## Instructions for the task
An exact, complete copy of the entries is what is needed.

----

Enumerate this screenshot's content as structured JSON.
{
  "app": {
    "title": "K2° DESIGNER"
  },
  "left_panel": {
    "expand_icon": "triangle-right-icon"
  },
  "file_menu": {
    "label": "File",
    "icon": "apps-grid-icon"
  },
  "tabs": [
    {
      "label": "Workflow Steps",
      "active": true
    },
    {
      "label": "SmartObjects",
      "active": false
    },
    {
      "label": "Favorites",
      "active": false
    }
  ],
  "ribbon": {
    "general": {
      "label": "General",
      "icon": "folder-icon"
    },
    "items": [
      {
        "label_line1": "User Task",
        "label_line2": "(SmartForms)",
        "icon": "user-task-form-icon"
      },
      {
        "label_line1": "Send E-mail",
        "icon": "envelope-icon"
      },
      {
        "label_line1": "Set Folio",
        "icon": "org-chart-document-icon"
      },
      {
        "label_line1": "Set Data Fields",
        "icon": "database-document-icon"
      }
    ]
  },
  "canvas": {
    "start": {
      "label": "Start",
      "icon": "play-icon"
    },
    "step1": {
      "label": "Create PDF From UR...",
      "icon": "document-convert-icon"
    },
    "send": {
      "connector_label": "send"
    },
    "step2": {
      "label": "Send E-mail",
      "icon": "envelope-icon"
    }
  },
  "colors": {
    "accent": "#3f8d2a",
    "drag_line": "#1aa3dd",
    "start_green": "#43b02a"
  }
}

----

## Worked solution
Enumerate this screenshot's content as structured JSON.
{
  "app": {
    "title": "K2° DESIGNER"
  },
  "left_panel": {
    "expand_icon": "triangle-right-icon"
  },
  "file_menu": {
    "label": "File",
    "icon": "apps-grid-icon"
  },
  "tabs": [
    {
      "label": "Workflow Steps",
      "active": true
    },
    {
      "label": "SmartObjects",
      "active": false
    },
    {
      "label": "Favorites",
      "active": false
    }
  ],
  "ribbon": {
    "general": {
      "label": "General",
      "icon": "folder-icon"
    },
    "items": [
      {
        "label_line1": "User Task",
        "label_line2": "(SmartForms)",
        "icon": "user-task-form-icon"
      },
      {
        "label_line1": "Send E-mail",
        "icon": "envelope-icon"
      },
      {
        "label_line1": "Set Folio",
        "icon": "org-chart-document-icon"
      },
      {
        "label_line1": "Set Data Fields",
        "icon": "database-document-icon"
      }
    ]
  },
  "canvas": {
    "start": {
      "label": "Start",
      "icon": "play-icon"
    },
    "step1": {
      "label": "Create PDF From UR...",
      "icon": "document-convert-icon"
    },
    "send": {
      "connector_label": "send"
    },
    "step2": {
      "label": "Send E-mail",
      "icon": "envelope-icon"
    }
  },
  "colors": {
    "accent": "#3f8d2a",
    "drag_line": "#1aa3dd",
    "start_green": "#43b02a"
  }
}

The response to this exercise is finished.